━━━ Provided material ━━━

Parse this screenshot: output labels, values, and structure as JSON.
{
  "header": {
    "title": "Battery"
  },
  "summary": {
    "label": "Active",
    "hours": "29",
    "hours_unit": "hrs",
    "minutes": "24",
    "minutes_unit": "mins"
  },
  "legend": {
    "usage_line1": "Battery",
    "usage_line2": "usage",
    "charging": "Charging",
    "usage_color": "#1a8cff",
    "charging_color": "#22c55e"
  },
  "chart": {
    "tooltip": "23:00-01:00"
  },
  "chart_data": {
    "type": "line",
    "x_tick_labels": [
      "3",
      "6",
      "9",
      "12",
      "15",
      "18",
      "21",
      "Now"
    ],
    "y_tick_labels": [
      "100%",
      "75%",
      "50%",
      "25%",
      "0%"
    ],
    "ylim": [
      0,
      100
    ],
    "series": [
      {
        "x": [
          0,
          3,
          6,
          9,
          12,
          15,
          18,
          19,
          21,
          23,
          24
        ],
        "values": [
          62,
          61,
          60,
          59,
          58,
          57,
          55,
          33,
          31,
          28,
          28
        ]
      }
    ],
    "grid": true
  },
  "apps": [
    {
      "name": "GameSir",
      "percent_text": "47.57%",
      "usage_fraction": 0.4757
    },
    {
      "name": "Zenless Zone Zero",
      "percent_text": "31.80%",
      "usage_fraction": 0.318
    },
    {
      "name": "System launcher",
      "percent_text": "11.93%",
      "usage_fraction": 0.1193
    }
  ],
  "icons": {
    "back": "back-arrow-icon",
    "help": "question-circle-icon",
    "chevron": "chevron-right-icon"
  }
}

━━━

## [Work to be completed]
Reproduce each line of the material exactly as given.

## [Worked solution]
Parse this screenshot: output labels, values, and structure as JSON.
{
  "header": {
    "title": "Battery"
  },
  "summary": {
    "label": "Active",
    "hours": "29",
    "hours_unit": "hrs",
    "minutes": "24",
    "minutes_unit": "mins"
  },
  "legend": {
    "usage_line1": "Battery",
    "usage_line2": "usage",
    "charging": "Charging",
    "usage_color": "#1a8cff",
    "charging_color": "#22c55e"
  },
  "chart": {
    "tooltip": "23:00-01:00"
  },
  "chart_data": {
    "type": "line",
    "x_tick_labels": [
      "3",
      "6",
      "9",
      "12",
      "15",
      "18",
      "21",
      "Now"
    ],
    "y_tick_labels": [
      "100%",
      "75%",
      "50%",
      "25%",
      "0%"
    ],
    "ylim": [
      0,
      100
    ],
    "series": [
      {
        "x": [
          0,
          3,
          6,
          9,
          12,
          15,
          18,
          19,
          21,
          23,
          24
        ],
        "values": [
          62,
          61,
          60,
          59,
          58,
          57,
          55,
          33,
          31,
          28,
          28
        ]
      }
    ],
    "grid": true
  },
  "apps": [
    {
      "name": "GameSir",
      "percent_text": "47.57%",
      "usage_fraction": 0.4757
    },
    {
      "name": "Zenless Zone Zero",
      "percent_text": "31.80%",
      "usage_fraction": 0.318
    },
    {
      "name": "System launcher",
      "percent_text": "11.93%",
      "usage_fraction": 0.1193
    }
  ],
  "icons": {
    "back": "back-arrow-icon",
    "help": "question-circle-icon",
    "chevron": "chevron-right-icon"
  }
}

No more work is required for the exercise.